Failure is endemic to social impact work. Unfortunately, it’s also endemic to love. And thus, songwriters have always been able to tap into the bowels of failure to help us feel better with our lives. Published in the India Development Review, here’s a “failure playlist” you can dive into when change-making knocks you down, one of the most enjoyable things I’ve ever written!
Last weekend, I returned to the Harvard Kennedy School (HKS) for my 10-year reunion. At first it felt that I had studied there in a past life; so much has happened to me (and to the university) since I graduated.
Being there, and listening again to extraordinary professors like Marshall Ganz and Ronald Heifitz, both of whose courses I still actively use in my day-to-day work and that we teach at Amani Institute, and reconnecting deeply with my classmates, all nudged me to remember what makes this school so special. (And that’s not even taking into account the near weekly visits we used to get from international Heads of State!)
As part of a series of essays on talent development in the social sector, I wrote an essay for Next Billion in which I argued that living one’s values and following one’s purpose are fundamental ingredients for a fulfilled career. More importantly, these factors hold the potential to transform the global talent problem. We just need to support individuals to match their desire for making an impact with the soft and hard skills to do so.
Should social impact be the basis of all higher education? This is the question that Tricia Bisoux sought to explore with me in this interview on BizEd. BizEd is a bi-monthly magazine for individuals and organizations involved or interested in collegiate business education. The magazine is published by AACSB International—the world’s leading membership association for educational institutions with business programs and organizations devoted to advancing business education.
In the article, she explores the motivation behind our work at Amani Institute, and how we’re supporting higher ed through developing our next generation of changemaker leaders globally.
Wasafiri is a global consulting firm that “aspires to be a 21st century guild that brings together consultants into a professional community of practice that, as before, transcends institutional boundaries, promotes learning and offers our clients an assurance of quality.”
In 2016, as part of a research project on dealing with complexity in the field of social impact, they ran this interview on the bigger picture, the higher education system, that we are attempting to tackle through our work at Amani Institute.
The interview deals with some of the topics within systems thinking: tipping points, emergence, systems change. If you are interested in any of these topics, you can read the interview here.
In April 2016, I was honored to give a TEDx talk at TEDxAmsterdamED. It was a thrilling experience to walk onstage at a TED event, to find your way in the darkness to that red dot of a carpet, turn to face an audience of 500 that is all looking at you but you can’t see, take a deep breath, and begin.

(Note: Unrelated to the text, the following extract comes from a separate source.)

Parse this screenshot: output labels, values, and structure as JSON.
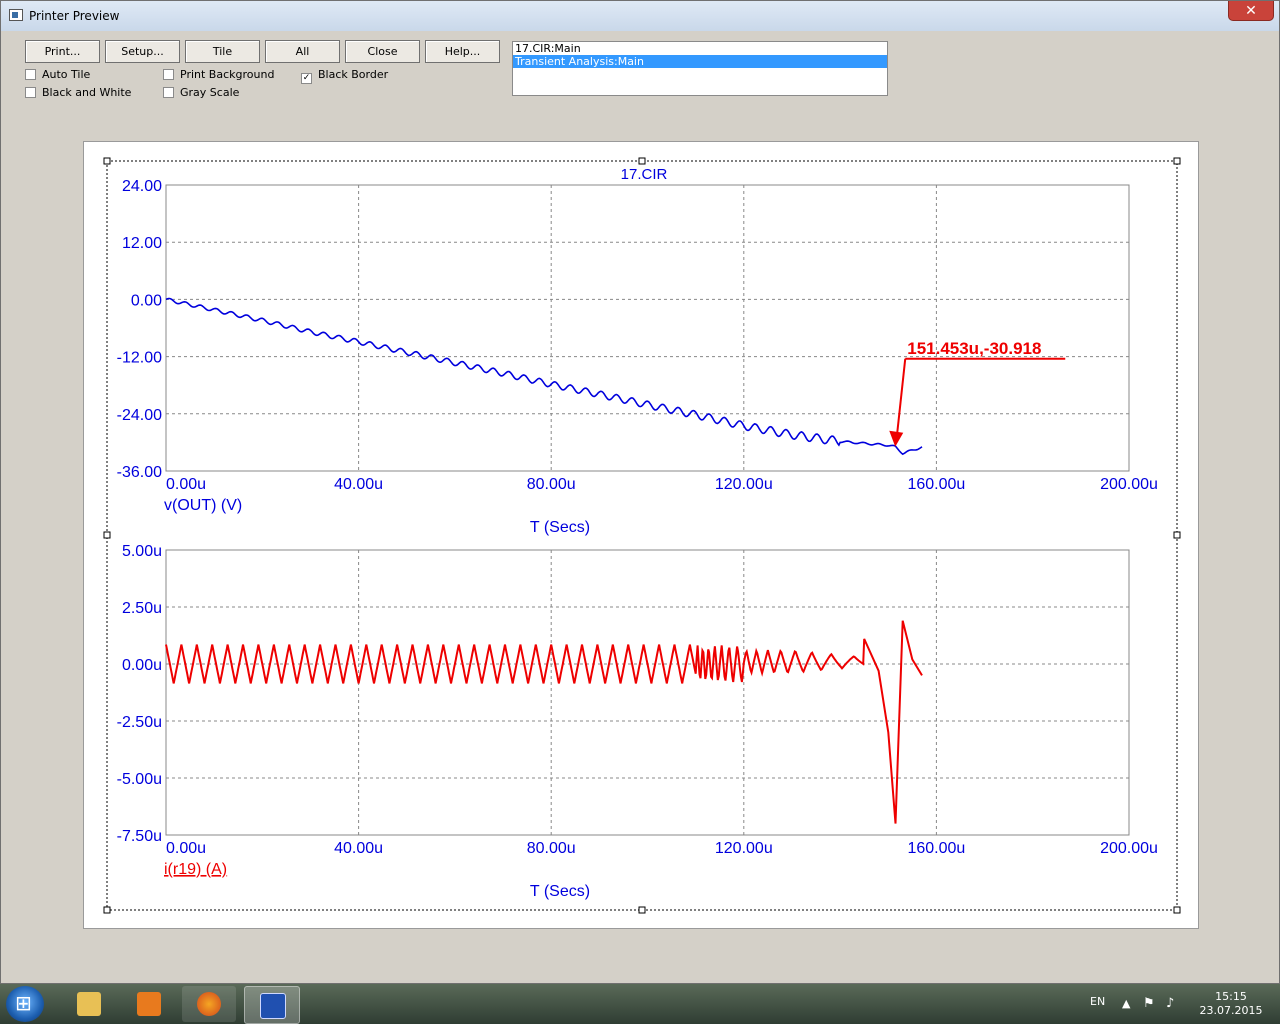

I spoke about the growing trend of people all around the world seeking “careers of meaning and impact”, and willing to make personal sacrifices to do so. And how this would be a giant wave of change that our education systems and organizations aren’t yet ready for. Do watch the talk!
Social entrepreneurs have been known to invest in areas where not so many people are willing to channel their money into, in an effort to make a good business while achieving social good. CNBC Africa’s Charles Gitonga interviewed me on the role of social innovation in sustainable development. You can watch the feature below, which was aired on CNBC Africa in March, 2016.